Quantitatively understanding the self-assembly of amphiphilic macromolecules at liquid-liquid interfaces is a fundamental scientific concern due to its relevance to a broad range of applications including bottom-up nanopatterning, protein encapsulation, oil recovery, drug delivery, and other technologies. Elucidating the mechanisms that drive assembly of amphiphilic macromolecules at liquid-liquid interfaces is challenging due to the combination of hydrophobic, hydrophilic, and Coulomb interactions, which require consideration of the dielectric mismatch, solvation effects, ionic correlations, and entropic factors. Here we investigate the self-assembly of a model block copolymer with various charge fractions at the chloroform-water interface. We analyze the adsorption and conformation of poly(styrene)-block-poly(2-vinylpyridine) (PS-b-P2VP) and of the homopolymer poly(2-vinylpyridine) (P2VP) with varying charge fraction, which is controlled via a quaternization reaction and distributed randomly along the backbone.

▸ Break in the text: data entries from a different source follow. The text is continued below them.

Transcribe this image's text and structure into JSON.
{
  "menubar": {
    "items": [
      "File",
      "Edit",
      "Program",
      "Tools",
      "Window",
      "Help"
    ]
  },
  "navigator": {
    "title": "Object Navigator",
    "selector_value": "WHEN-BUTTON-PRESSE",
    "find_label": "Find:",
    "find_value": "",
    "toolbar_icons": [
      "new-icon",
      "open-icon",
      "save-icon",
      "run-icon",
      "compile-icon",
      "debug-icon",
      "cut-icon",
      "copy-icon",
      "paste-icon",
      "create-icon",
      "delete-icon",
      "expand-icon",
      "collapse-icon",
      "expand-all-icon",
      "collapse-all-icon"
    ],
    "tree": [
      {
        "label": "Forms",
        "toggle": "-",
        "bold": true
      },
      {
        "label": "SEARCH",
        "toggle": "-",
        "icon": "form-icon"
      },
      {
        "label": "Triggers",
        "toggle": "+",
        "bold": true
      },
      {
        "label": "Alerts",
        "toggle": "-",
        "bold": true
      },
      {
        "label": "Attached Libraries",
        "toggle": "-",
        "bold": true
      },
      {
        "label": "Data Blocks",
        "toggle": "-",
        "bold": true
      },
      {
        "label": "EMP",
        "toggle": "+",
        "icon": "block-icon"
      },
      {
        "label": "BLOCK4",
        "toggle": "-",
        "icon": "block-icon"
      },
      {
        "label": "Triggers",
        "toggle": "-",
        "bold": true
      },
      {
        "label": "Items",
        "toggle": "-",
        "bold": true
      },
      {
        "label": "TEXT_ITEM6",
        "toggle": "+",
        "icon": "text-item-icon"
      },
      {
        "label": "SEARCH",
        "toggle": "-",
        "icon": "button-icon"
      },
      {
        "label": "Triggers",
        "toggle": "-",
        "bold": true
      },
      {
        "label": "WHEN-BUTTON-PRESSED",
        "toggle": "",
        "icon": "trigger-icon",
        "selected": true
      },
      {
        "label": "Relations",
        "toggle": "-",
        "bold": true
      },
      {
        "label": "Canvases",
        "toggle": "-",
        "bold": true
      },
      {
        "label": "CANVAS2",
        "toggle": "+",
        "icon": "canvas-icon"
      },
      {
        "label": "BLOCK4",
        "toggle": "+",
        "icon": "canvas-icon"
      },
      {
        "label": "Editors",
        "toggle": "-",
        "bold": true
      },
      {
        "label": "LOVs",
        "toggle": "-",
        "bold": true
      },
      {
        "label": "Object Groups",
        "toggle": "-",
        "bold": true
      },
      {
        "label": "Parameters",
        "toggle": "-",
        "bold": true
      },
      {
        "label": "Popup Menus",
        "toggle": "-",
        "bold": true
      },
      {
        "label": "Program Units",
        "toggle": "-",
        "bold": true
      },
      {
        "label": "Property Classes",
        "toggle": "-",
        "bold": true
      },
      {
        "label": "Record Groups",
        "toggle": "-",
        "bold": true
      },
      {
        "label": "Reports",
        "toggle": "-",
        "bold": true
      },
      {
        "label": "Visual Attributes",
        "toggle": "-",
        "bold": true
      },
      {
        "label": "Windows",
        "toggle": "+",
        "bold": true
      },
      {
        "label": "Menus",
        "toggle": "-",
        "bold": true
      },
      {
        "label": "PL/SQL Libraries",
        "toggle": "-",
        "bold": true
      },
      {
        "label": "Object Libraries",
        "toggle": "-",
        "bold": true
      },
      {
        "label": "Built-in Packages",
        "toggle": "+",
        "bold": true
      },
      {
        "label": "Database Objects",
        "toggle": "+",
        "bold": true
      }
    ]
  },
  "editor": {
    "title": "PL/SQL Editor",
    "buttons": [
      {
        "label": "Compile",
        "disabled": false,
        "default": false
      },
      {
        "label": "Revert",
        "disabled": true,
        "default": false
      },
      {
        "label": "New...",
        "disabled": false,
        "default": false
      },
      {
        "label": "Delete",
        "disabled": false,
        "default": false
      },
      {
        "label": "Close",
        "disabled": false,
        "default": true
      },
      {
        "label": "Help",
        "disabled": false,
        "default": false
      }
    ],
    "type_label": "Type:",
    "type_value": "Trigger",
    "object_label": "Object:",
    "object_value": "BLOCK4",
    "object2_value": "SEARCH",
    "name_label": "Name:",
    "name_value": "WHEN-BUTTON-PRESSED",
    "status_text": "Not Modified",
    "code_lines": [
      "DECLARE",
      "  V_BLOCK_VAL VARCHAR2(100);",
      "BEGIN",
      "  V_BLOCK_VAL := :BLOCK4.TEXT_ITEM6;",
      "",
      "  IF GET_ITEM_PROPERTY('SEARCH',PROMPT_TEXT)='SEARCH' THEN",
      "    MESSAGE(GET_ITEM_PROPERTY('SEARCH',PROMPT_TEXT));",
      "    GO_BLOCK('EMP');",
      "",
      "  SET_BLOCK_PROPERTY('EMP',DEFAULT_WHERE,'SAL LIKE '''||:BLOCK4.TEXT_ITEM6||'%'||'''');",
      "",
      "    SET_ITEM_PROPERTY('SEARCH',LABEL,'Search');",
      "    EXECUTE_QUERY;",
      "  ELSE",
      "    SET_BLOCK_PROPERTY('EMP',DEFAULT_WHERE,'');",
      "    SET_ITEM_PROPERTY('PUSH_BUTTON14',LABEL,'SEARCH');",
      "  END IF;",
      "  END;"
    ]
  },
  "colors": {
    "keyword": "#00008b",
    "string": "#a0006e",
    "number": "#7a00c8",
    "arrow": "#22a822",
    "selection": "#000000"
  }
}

Interfacial tension measurements show that the polymer adsorption increases only marginally at low charge fractions (<5%) but increases more significantly at higher charge fractions for the copolymer, while the corresponding randomly charged P2VP homopolymer analogues display much more sensitivity to the presence of charged groups. Molecular dynamics (MD) simulations of the experimental systems reveal that the diblock copolymer (PS-b-P2VP) interfacial activity could be mediated by the formation of a rich set of complex interfacial copolymer aggregates. Circular domains to elongated stripes are observed in the simulations at the water-chloroform interface as the charge fraction increases. These structures are shown to resemble the spherical and cylindrical helicoid structures observed in bulk chloroform as the charge fraction increases. The self-assembly of charge-containing copolymers is found to be driven by the association of the charged component in the hydrophilic block, with the hydrophobic segments extending away from the hydrophilic cores into the chloroform phase.
ASJC Scopus subject areas
- Chemical Engineering(all)